My experience of having epilepsy and a career


Emma was diagnosed with epilepsy last year at the age of 25. However, she has not let it stop her working as a dentist. Here she shares her experiences.


How did you feel when you first found out you had epilepsy?

I had quite a severe seizure that lasted nearly half an hour. However, I was hoping that my symptoms would have been attributed to stress.

I was quite shocked and upset to be diagnosed. I found it hard to think about how my life has changed and the adjustments I would need to make. Also, I couldn’t stop worrying about when / where my next seizure would be.


Have you faced any challenges with your epilepsy in terms of finding employment? If so, can you give an example?

Thankfully I haven’t and everyone has been very supportive.


How have you managed your epilepsy whilst working as a dentist?

Being a dentist is very stressful and I contemplated quitting to prioritise my health.

However, thankfully I decided to persevere and not “give in” to epilepsy.

I’ve recently started a job in a maxillofacial unit in a busy hospital and despite the pressures I’ve managed to cope.

I never would have thought I could have done a job like this and I’m so thankful I didn’t give up.



What kind of support have you received from your employer?

I’ve changed health boards a few times and each time my employer has been great.

From accommodating my shifts, to making arrangements as I can no longer drive and regular wellbeing meetings to see if any other measures need to be put in place.

I’ve been really grateful and they’ve never once made me feel bad about my health condition.


Do you feel your epilepsy has stopped you doing what you want to do?

Admittedly, once I received my diagnosis I wanted to give up my job and hopes of having a family, as I was too worried about what could happen.

Yes, I’ve had to make adjustments, but I think it’s important to remember who you are, and not let epilepsy define you!


What would you say to someone who has been recently diagnosed with epilepsy?

I think it’s really important to reach out and engage with others with epilepsy, you can help each other so much, as it can be a scary time. With time, I promise it does get better.
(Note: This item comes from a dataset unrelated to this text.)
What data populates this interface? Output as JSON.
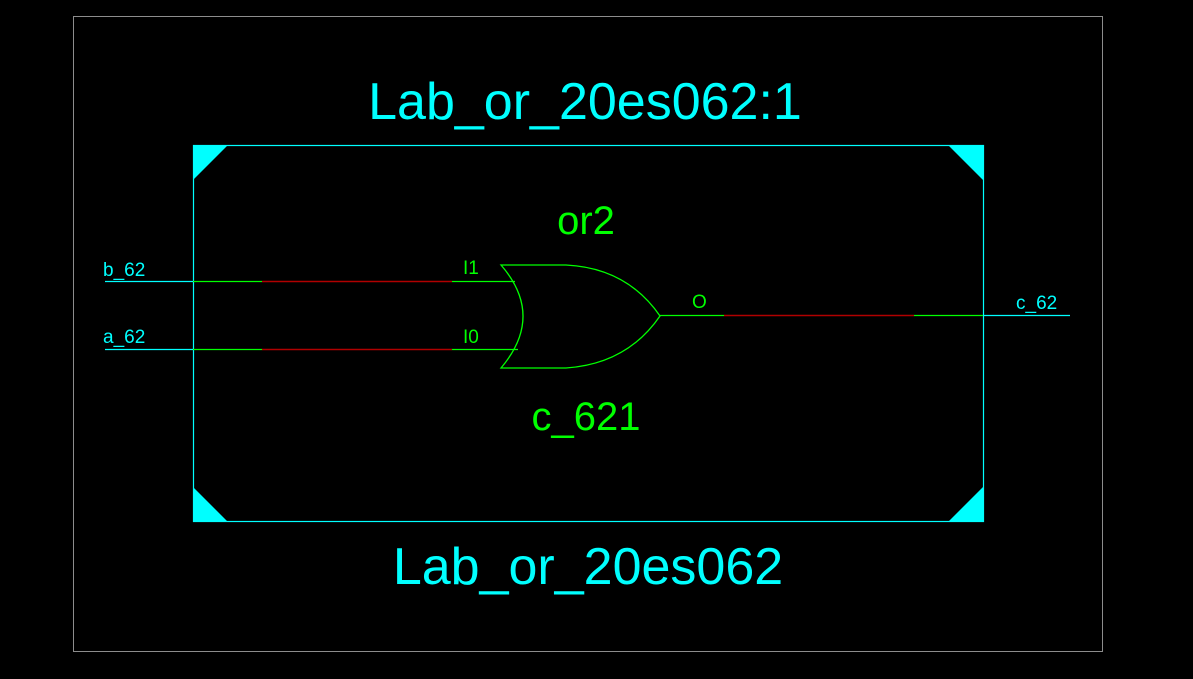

If you would like to share your experiences of living with epilepsy, please email David Coates our Communications Officer on or call 0141 427 4911.